Although Jannie receives about R1/kg less for his Nguni weaners than heavier weaners from some other breeds, he says he more than makes up for this through the sale of his Nguni heifers.

“The R200 or so that I lose on a weaner [ox], I make up by a few thousand rand on a heifer. I’ve sold weaner heifers for up to R10 000 in the past,’’ he says.

Jannie has also received exceptional prices for his bulls, including R46 000 for GHB 04 14 at the 2007 Highveld Nguni sale, and recently, R48 000 for GHB 10 302 at the 2014 Springbokvlakte Nguni Club Internet Sale.

He normally uses bulls like these on his own heifer herd before selling them to fellow breeders at about three years of age. He sees this as a good advertisement of their quality.

“I sell bulls that I’m willing to use in my own herd,’’ he says.

Jannie also sources one to two bulls every second year to diversify the genetic gene pool of the Goedvoor herd. When buying a bull he makes an effort to isolate those produced by exceptionally fertile dam lines exhibiting good milk production qualities.

These are not necessarily ‘showroom’ bulls, however. Top bulls he has purchased over the years include NI 94 205 and GMD 01 13 (the latter for R92 000) from Mike Greyling at the Highveld Nguni Sale in 2007, while the current herd sire Oscar (GMD 04 30) was also sourced from Mike Greyling.

The Goedvoor Nguni herd is defined by two single sire herds – a heifer and a cow herd. Jannie has never adhered to a set breeding season but the vast majority of his female cattle calve in September or October.

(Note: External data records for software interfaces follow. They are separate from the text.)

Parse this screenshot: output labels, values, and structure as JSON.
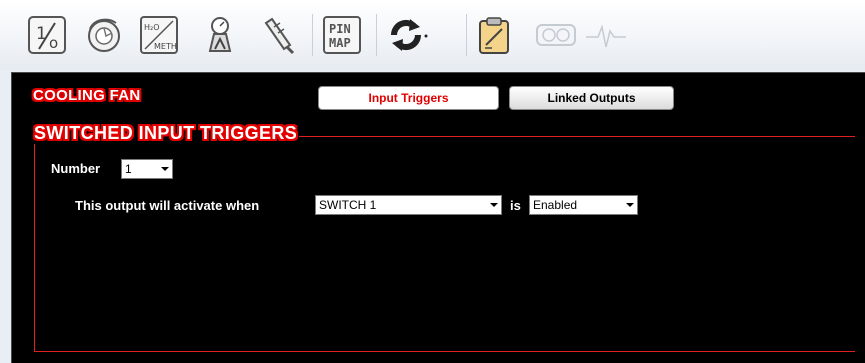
{
  "toolbar": {
    "buttons": [
      {
        "name": "ratio-icon"
      },
      {
        "name": "turbo-icon"
      },
      {
        "name": "h2o-meth-icon",
        "line1": "H2O",
        "line2": "METH"
      },
      {
        "name": "boost-gauge-icon"
      },
      {
        "name": "injector-icon"
      },
      {
        "name": "pin-map-icon",
        "line1": "PIN",
        "line2": "MAP"
      },
      {
        "name": "refresh-icon"
      },
      {
        "name": "clipboard-icon"
      },
      {
        "name": "gauge-icon"
      },
      {
        "name": "pulse-icon"
      }
    ]
  },
  "panel": {
    "title": "COOLING FAN",
    "tabs": {
      "input_triggers": "Input Triggers",
      "linked_outputs": "Linked Outputs"
    },
    "group_title": "SWITCHED INPUT TRIGGERS",
    "number_label": "Number",
    "number_value": "1",
    "activate_label": "This output will activate when",
    "switch_value": "SWITCH 1",
    "is_label": "is",
    "state_value": "Enabled"
  },
  "colors": {
    "accent_red": "#e30000",
    "panel_bg": "#000000"
  }
}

He is, however, now considering establishing a breeding season from the beginning of December to the end of February to minimise the risk of calves arriving in winter. Doing this would also improve management, including the effective marketing of weaners.